I felt an immediate connection to Transcendent Kingdom when I read the epigraph, taken from one of my favorite poems, Gerard Manley Hopkins’ “God’s Grandeur”: The world is charged with the grandeur of God/It will flame out, like shining from shook foil. Subsequently, we learn that Gifty, the novel’s narrator—a brilliant graduate student in neuroscience at Stanford—hated Hopkins’ poetry when she took a class in it as an undergraduate at Harvard, to fulfill a humanities requirement. (My guess is that author Yaa Gyasi, unlike her protagonist, probably appreciates the poem.)
As the novel opens, Gifty’s mother has had a second episode of serious depression. The first was when Gifty was eleven; then, she was sent to family in Ghana “to wait her [mother] out.” In Ghana, she was mortified when her aunt loudly pointed out a “crazy person,” and “we kept walking past the hordes of people gathered in that agoraphobia-inducing market . . .” In a few words, we see the chasm of understanding about mental illness between two cultures. (The link of agora, Greek for market space, to agoraphobia is clever word play.) Gifty’s voice, her way of trying to understand the world, is a force to be reckoned with.
Typically, when I’m reading, I might flag two or three passages in a book, but by the end of Transcendent Kingdom, I had seventeen flags (and had to stop myself from adding more). Gyasi’s way with words makes you take notice. For example, here is why Gifty has decided to pursue neuroscience, after her brother Nana has died of an overdose, and her mother has struggled with depression:
. . . it seemed like the hardest thing you could do, and I wanted to do the hardest thing. I wanted to flay any mental weakness off my body like fascia from muscle . . . I had watched Nana walk into the alley and I had watched my mother go in after him, and I was so angry at them for not being strong enough to stay in the light. And so I did the hard thing.

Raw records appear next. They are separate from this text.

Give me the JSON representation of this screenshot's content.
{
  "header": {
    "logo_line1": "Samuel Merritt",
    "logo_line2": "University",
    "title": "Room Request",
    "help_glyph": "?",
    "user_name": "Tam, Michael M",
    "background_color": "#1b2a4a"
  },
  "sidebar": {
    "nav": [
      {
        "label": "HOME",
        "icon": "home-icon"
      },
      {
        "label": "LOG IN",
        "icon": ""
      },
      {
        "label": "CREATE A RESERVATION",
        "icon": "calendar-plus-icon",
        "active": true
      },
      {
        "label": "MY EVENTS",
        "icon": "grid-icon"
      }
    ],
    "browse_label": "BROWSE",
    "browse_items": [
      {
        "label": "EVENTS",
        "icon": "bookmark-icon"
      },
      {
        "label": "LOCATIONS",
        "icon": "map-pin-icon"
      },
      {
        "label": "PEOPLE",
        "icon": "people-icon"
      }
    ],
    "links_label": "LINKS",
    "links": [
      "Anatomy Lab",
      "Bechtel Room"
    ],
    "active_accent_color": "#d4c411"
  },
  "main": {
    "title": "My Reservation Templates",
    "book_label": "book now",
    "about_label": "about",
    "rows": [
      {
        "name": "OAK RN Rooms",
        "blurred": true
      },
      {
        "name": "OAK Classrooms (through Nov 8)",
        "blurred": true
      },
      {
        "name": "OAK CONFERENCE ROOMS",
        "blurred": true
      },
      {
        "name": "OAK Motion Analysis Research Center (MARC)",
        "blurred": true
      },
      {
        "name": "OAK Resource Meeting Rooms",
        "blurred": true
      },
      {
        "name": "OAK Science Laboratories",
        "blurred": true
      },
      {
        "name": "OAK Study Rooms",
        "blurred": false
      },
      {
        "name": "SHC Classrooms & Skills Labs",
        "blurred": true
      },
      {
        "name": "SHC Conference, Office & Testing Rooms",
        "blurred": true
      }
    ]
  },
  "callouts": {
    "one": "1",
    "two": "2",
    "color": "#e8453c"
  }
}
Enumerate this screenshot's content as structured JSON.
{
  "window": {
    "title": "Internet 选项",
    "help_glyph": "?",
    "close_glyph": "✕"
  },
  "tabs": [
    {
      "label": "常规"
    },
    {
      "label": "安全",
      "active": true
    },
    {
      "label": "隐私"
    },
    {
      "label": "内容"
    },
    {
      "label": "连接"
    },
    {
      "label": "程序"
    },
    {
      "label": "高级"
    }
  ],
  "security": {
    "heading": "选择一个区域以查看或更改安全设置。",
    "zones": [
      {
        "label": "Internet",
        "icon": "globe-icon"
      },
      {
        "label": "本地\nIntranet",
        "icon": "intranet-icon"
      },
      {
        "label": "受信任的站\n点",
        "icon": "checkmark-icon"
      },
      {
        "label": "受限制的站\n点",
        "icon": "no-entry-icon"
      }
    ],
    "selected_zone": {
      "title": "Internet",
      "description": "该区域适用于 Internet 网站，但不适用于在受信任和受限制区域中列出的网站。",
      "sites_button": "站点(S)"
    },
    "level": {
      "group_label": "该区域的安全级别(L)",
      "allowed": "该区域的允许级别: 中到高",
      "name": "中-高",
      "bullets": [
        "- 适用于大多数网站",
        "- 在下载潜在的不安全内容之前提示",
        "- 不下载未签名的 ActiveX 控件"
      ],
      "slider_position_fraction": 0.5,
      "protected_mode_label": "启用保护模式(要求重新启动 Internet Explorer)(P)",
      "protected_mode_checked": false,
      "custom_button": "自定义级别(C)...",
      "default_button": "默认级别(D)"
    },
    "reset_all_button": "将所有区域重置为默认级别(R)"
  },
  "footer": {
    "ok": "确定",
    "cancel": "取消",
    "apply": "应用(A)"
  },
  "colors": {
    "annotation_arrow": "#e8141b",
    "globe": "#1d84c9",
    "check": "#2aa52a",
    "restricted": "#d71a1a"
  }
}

Transcendent Kingdom is about neuroscience—and specifically about optogenetics: using light to control neurons that have been genetically modified to be light-sensitive. (Gifty is conducting experiments on mice in her lab, with an aim to understanding how to control addiction.) It’s also about faith, race, immigration, family dynamics, guilt, shame, repression, ambition, redemption, and self-knowledge. The tension between faith and science forms the core of Gifty’s story:
At times, my life now feels so at odds with the religious teachings of my childhood that I wonder what the little girl I once was would think of the woman I’ve become—a neuroscientist who has at times given herself over to equating the essence that psychologists call the mind, that Christians call the soul, with the workings of the brain. I have indeed given that organ a kind of supremacy, believing and hoping that all of answers to all of the questions that I have can and must be contained therein. But the truth is I haven’t much changed. I still have so many of the same questions, like “Do we have control over our thoughts?,” but I am looking for a different way to answer them. I am looking for new names for old feelings. My soul is still my soul, even if I rarely call it that.
Gifty has reached a point where she must try to integrate her past and her present, for the sake of her future. She’s on the verge of recognition for her research, she’s caring for her mother yet again, and her personal life is arid. She cannot continue to ignore her self as she pursues her science; she must grapple with, as she deems it, her own self-loathing. Partly, the damage to her self-worth has been the result of a fraught relationship with her mother, her absent father, the death of her brother, and her family’s crushing isolation from other family or social supports. But much of the trauma has been derived from outside the home, from the culture her family arrived in as immigrants from Ghana to Alabama.
“When I was a child,” Gifty realizes:
. . . no one ever said the words ‘institutionalized racism.’ We hardly even said the word ‘racism.’ I don’t think I took a single class in college that talked about the physiological effects of years of personally mediated racism and internalized racism. This was before studies came out that showed that black women were four times more likely to die from childbirth, before people were talking about epigenetics and whether or not trauma was inheritable. If those studies were out there, I never read them. If those classes were offered, I never took them. There was little interest in these ideas back then because there was, there is, little interest in the lives of black people.
. . . I didn’t grow up with a language for, a way to explain, to parse out my self-loathing . . . my little throbbing stone of self-hate that I carried around with me . . .
What a heavy, heavy load.
Having read Homecoming, I had every expectation that Gyasi’s next book would be a triumph, and it is. Transcendent Kingdom is a much more personal book—one woman’s story, instead of a story of generations—and it saddens me to assume that Gyasi may not have had to fabricate Gifty’s experiences of institutionalized racism very much at all. Gifty’s story of struggle and discovery is compelling, moving, and beautifully told. The title’s transcendence should not have had to be so painfully achieved, but it’s important for all of us to acknowledge that, here in our country today, for people of color, it still very much is.